ASSIGNED TASK
Counting only lines below that hold "content", give the total alone.

[Excerpts from an interface dataset]
--- START ---

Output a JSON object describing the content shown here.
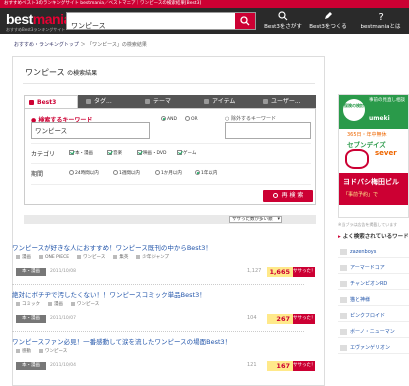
{
  "top_strip": "おすすめベスト3のランキングサイト bestmania／ベストマニア｜ワンピースの検索結果[Best3]",
  "header": {
    "logo_main": "best",
    "logo_accent": "mania",
    "logo_sub": "おすすめBest3ランキングサイト",
    "search_value": "ワンピース",
    "nav": [
      {
        "label": "Best3をさがす",
        "icon": "search-icon"
      },
      {
        "label": "Best3をつくる",
        "icon": "pencil-icon"
      },
      {
        "label": "bestmaniaとは",
        "icon": "question-icon"
      }
    ]
  },
  "breadcrumb": {
    "home": "おすすめ・ランキングトップ",
    "sep": "＞",
    "current": "「ワンピース」の検索結果"
  },
  "page_title": {
    "main": "ワンピース",
    "suffix": "の検索結果"
  },
  "tabs": [
    {
      "label": "Best3",
      "active": true
    },
    {
      "label": "タグ..."
    },
    {
      "label": "テーマ"
    },
    {
      "label": "アイテム"
    },
    {
      "label": "ユーザー..."
    }
  ],
  "form": {
    "keyword_label": "検索するキーワード",
    "keyword_value": "ワンピース",
    "and_label": "AND",
    "or_label": "OR",
    "exclude_label": "除外するキーワード",
    "category_label": "カテゴリ",
    "categories": [
      "本・漫画",
      "音楽",
      "映画・DVD",
      "ゲーム"
    ],
    "period_label": "期間",
    "periods": [
      "24時間以内",
      "1週間以内",
      "1か月以内",
      "1年以内"
    ],
    "submit_label": "再 検 索"
  },
  "sort": {
    "selected": "ササった数が多い順"
  },
  "results": [
    {
      "title": "ワンピースが好きな人におすすめ！ワンピース既刊の中からBest3！",
      "tags": [
        "漫画",
        "ONE PIECE",
        "ワンピース",
        "集英",
        "少年ジャンプ"
      ],
      "category": "本・漫画",
      "date": "2011/10/08",
      "count": "1,127",
      "score": "1,665",
      "badge": "ササった！"
    },
    {
      "title": "絶対にボチヂで汚したくない！！ワンピースコミック単品Best3！",
      "tags": [
        "コミック",
        "漫画",
        "ワンピース"
      ],
      "category": "本・漫画",
      "date": "2011/10/07",
      "count": "104",
      "score": "267",
      "badge": "ササった！"
    },
    {
      "title": "ワンピースファン必見！一番感動して涙を流したワンピースの場面Best3！",
      "tags": [
        "感動",
        "ワンピース"
      ],
      "category": "本・漫画",
      "date": "2011/10/04",
      "count": "121",
      "score": "167",
      "badge": "ササった！"
    }
  ],
  "ad": {
    "badge": "保険の検討",
    "header": "事前の見直し相談",
    "logo": "umeki",
    "tagline": "365日・年中無休",
    "brand_seven": "セブンデイズ",
    "brand": "sever",
    "store": "ヨドバシ梅田ビル",
    "promo": "「事前予約」で",
    "note": "※当ブラは広告を掲載しています"
  },
  "sidebar": {
    "heading": "よく検索されているワード",
    "items": [
      "zazenboys",
      "アーマードコア",
      "チャンピオンRD",
      "猫と神様",
      "ピンクフロイド",
      "ボーノ・ニューマン",
      "エヴァンゲリオン"
    ]
  }
}
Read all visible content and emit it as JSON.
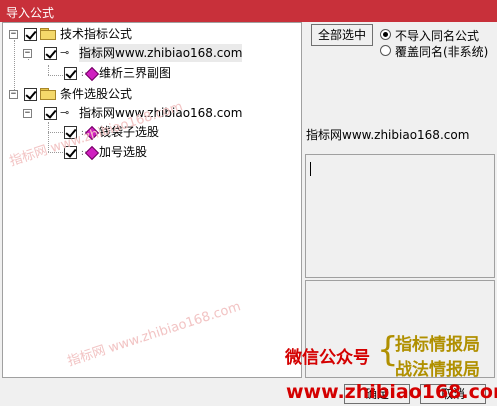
{
  "window": {
    "title": "导入公式"
  },
  "tree": {
    "groups": [
      {
        "label": "技术指标公式",
        "checked": true,
        "expanded": true,
        "source": "指标网www.zhibiao168.com",
        "items": [
          "维析三界副图"
        ]
      },
      {
        "label": "条件选股公式",
        "checked": true,
        "expanded": true,
        "source": "指标网www.zhibiao168.com",
        "items": [
          "钱袋子选股",
          "加号选股"
        ]
      }
    ]
  },
  "controls": {
    "select_all_label": "全部选中",
    "radio_options": [
      {
        "label": "不导入同名公式",
        "selected": true
      },
      {
        "label": "覆盖同名(非系统)",
        "selected": false
      }
    ],
    "info_text": "指标网www.zhibiao168.com"
  },
  "overlay": {
    "wechat_label": "微信公众号",
    "brace": "{",
    "name1": "指标情报局",
    "name2": "战法情报局",
    "url": "www.zhibiao168.com",
    "watermark": "指标网  www.zhibiao168.com"
  },
  "buttons": {
    "ok": "确定",
    "cancel": "取消"
  },
  "colors": {
    "title_bg": "#c8303a",
    "ad_red": "#d40000",
    "ad_olive": "#b09000"
  }
}
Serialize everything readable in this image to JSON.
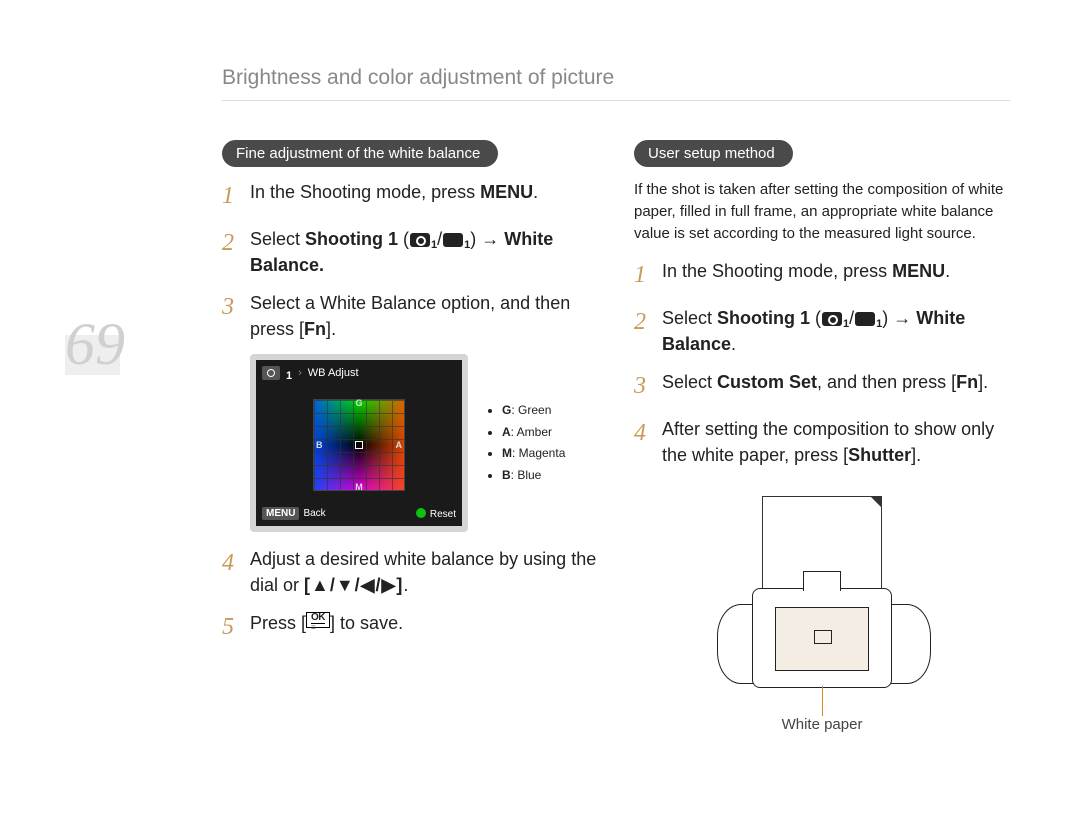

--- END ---

ANSWER TO THE PROBLEM
2